Dr Anders Tegnell told Galway event that the decision, considered controversial by many, was based on plentiful data and continues to benefit children
The former head of epidemiology at the Public Health Agency of Sweden has said a decision regarded by many as highly controversial – not to close schools in his country during the Covid-19 pandemic – remained the one with which he was most pleased.
Dr Anders Tegnell said there were many misconceptions internationally about the way Sweden handled the crisis, especially in its early phase, but his country had one of the lowest rates of excess death during the pandemic.
Speaking with former Nphet member Prof Martin Cormican, at an event at the University of Galway organised as part of the EU’s programme of research to prepare for any future pandemic, Pandem-2, Dr Tegnell said that although Sweden had not introduced some of the more restrictive lockdown measures seen in many countries, many of the same approaches had been recommended and, due to high levels of trust in the authorities, had resulted in high levels of observance.
Mobile phone data, he said, showed Swedish people had restricted movement more than in other Nordic countries.
He said the authorities had to grapple with the same Covid-related issues experienced in other countries and suffered similarly poor outcomes in some areas but overall, he said, the data firmly suggested the country had one of the lowest excess death rates recorded internationally.
A key area in which he believed Sweden’s approach had been correct was the decision to keep schools for under-15s open as the benefits of doing this far outweighed the risks.
“We took the very conscious decision not to close schools for children under 15. And I think if there’s one decision I’m happy that we took it’s this one because I think it’s going to make a lot of difference to those children,” he said.
“All the indications we had were that children were very, very seldom sick,” he said. “The Chinese, the Italians, all the data told us that, so we were not really worried about the children. And the data also told us that children very seldom spread the disease.
“And we had people in our agency who worked with schools. And there was plenty of evidence of how bad it is, especially for disadvantaged children, not to be able to go to school for many different reasons, not only because of education but also because of school lunches, social context and all of these things.”
The evidence was not complete, he acknowledged, but he said drawing on evidence from the country’s experience of flu, swine flu and other respiratory viruses, the conclusion had been that “there was very little evidence … that it makes much of a difference to close schools”.
“I think another difference between different countries was a really long-term vision … the whole time we said ‘this is not going to go away’. I don’t think anybody was thinking about three years but we realised it’s going to take a long time ‘so we’re not talking closing schools for a week or two’.”
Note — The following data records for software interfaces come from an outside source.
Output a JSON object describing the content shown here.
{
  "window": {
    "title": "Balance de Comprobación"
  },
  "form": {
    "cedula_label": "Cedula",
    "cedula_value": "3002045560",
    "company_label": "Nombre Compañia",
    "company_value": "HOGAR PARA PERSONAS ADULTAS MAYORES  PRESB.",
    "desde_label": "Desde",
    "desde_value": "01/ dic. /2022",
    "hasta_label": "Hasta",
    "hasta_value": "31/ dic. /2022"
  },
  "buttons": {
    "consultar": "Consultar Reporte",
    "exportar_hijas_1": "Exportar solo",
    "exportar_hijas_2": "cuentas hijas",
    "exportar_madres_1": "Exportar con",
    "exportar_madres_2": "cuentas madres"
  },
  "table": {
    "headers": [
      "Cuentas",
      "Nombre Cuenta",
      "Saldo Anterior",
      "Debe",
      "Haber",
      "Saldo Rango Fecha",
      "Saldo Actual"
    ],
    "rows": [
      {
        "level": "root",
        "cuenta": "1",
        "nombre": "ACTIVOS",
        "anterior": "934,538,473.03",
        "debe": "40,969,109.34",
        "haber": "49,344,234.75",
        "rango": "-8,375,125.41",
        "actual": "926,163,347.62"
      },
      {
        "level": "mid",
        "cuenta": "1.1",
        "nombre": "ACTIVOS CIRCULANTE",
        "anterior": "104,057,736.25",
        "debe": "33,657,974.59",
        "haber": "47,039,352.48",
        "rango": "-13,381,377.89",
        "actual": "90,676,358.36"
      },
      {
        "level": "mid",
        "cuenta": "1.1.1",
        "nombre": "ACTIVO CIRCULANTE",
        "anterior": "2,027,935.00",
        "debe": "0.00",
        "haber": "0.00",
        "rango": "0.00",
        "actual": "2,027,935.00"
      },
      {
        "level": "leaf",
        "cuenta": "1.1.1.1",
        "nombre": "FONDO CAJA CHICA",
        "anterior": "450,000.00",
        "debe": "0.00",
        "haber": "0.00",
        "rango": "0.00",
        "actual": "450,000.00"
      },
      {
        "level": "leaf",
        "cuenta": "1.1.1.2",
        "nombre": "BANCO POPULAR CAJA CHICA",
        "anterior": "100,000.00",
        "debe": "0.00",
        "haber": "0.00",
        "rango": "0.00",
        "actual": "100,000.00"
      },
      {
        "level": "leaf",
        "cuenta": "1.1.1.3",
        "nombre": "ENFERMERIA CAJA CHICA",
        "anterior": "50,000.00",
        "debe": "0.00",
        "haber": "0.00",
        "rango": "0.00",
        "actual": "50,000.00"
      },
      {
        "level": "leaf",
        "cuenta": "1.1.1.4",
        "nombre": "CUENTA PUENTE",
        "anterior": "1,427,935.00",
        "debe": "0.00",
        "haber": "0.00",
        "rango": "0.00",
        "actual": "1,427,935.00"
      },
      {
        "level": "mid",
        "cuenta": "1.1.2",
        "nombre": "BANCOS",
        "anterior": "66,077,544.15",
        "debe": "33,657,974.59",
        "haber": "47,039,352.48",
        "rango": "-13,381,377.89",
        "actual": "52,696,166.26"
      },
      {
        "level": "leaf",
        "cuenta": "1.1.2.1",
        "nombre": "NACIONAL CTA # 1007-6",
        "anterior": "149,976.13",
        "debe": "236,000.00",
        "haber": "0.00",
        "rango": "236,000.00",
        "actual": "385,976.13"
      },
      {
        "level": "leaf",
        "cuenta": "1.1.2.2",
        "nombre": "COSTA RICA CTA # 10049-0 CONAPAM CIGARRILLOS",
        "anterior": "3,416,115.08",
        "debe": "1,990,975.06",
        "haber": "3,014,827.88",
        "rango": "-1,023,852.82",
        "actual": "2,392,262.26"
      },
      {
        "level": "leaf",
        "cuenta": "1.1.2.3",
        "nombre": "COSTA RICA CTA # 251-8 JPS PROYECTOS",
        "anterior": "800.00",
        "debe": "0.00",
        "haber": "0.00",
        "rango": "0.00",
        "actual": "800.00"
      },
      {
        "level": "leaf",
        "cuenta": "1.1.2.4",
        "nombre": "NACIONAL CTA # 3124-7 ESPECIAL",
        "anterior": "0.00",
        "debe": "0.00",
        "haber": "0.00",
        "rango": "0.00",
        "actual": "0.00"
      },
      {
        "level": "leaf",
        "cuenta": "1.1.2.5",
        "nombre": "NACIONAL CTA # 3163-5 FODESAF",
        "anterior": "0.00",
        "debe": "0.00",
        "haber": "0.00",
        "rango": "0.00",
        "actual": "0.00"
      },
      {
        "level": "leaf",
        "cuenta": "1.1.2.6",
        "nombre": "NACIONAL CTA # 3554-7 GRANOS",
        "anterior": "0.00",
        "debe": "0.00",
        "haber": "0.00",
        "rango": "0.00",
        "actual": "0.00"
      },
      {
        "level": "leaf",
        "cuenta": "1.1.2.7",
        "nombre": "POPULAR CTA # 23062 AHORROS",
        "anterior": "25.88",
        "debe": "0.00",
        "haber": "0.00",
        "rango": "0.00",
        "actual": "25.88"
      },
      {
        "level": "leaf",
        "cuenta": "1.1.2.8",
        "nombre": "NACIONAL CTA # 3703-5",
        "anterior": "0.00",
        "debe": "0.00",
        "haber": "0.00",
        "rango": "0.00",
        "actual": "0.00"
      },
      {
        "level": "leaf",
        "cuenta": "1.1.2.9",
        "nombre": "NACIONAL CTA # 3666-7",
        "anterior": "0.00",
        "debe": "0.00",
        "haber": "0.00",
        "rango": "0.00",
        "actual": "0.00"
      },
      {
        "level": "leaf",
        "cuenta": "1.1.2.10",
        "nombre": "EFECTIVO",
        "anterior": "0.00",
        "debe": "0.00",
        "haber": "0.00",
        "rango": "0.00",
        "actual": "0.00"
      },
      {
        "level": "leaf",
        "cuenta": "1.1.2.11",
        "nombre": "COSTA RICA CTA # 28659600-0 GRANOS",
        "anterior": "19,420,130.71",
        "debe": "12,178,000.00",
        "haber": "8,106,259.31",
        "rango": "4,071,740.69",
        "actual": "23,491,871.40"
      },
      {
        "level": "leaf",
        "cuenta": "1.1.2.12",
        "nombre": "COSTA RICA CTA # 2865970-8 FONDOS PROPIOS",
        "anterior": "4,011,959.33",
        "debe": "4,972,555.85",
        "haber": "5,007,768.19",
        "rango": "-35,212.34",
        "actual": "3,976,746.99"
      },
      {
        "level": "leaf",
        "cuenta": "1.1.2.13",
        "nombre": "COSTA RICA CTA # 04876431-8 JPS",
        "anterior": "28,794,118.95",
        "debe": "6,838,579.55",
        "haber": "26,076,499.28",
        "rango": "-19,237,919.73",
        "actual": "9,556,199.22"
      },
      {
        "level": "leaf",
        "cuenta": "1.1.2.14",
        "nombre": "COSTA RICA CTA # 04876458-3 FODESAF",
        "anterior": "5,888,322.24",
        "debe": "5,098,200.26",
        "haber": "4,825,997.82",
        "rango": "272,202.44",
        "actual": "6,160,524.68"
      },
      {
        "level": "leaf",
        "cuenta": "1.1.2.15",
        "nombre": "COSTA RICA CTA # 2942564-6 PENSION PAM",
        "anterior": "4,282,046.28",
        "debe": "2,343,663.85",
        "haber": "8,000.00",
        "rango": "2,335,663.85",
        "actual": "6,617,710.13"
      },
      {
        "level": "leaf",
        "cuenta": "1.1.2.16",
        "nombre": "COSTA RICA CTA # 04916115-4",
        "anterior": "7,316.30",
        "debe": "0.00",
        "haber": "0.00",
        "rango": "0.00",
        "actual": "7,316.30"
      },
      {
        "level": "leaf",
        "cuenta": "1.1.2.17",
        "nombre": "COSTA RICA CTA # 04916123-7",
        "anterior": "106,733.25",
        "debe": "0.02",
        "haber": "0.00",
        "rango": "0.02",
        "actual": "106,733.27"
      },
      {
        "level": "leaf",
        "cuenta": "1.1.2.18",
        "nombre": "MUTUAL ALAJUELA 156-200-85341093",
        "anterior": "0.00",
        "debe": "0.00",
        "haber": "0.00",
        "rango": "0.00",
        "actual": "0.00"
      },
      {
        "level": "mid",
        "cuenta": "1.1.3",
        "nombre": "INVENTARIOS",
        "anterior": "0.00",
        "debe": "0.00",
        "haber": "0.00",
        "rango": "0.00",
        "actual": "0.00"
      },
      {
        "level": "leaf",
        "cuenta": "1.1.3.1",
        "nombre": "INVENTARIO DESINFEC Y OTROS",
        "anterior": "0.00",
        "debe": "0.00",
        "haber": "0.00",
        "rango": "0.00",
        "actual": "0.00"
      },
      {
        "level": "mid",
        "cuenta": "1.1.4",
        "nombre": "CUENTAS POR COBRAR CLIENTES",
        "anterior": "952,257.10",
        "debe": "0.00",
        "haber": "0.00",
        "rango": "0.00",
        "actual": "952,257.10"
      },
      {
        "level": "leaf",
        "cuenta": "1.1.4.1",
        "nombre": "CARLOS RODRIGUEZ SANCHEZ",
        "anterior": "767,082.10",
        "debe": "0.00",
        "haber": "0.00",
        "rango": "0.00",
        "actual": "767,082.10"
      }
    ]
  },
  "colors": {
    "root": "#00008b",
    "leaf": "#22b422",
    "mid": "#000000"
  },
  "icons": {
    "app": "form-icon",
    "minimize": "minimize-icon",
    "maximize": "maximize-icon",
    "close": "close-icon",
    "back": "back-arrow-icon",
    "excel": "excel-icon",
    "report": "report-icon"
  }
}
Prof Cormican, meanwhile, said he would very much like see the establishment of an Institute of Public Health in Ireland, which could potentially share the burden of decision making during any future health emergency.
He said he accepted it was the Government’s responsibility to make the key decisions about the handling of the pandemic and said sometimes decisions that were not based on medical advice were correct because political considerations were also important.
But, he suggested, there had been a misapprehension among many members of the public that Nphet had been making decisions on restrictions when “Nphet didn’t have the authority to make you put a lamp on your bicycle. Nphet was an advisory body.”
Prof Cormican has previously expressed the view that Ireland’s response to the crisis depended too much on fear and limited basic freedoms for too long. This failed to take adequate account of the “collateral damage” to health and wellbeing, especially on those who were already vulnerable or disadvantaged.
“There is an uncomfortable feeling that mask use in schools, like so much else that deprived children of their education and childhood, was done to placate powerful interest groups at the expense of the children’s fundamental rights,” he said in a paper to the Irish Society of Clinical Microbiologists.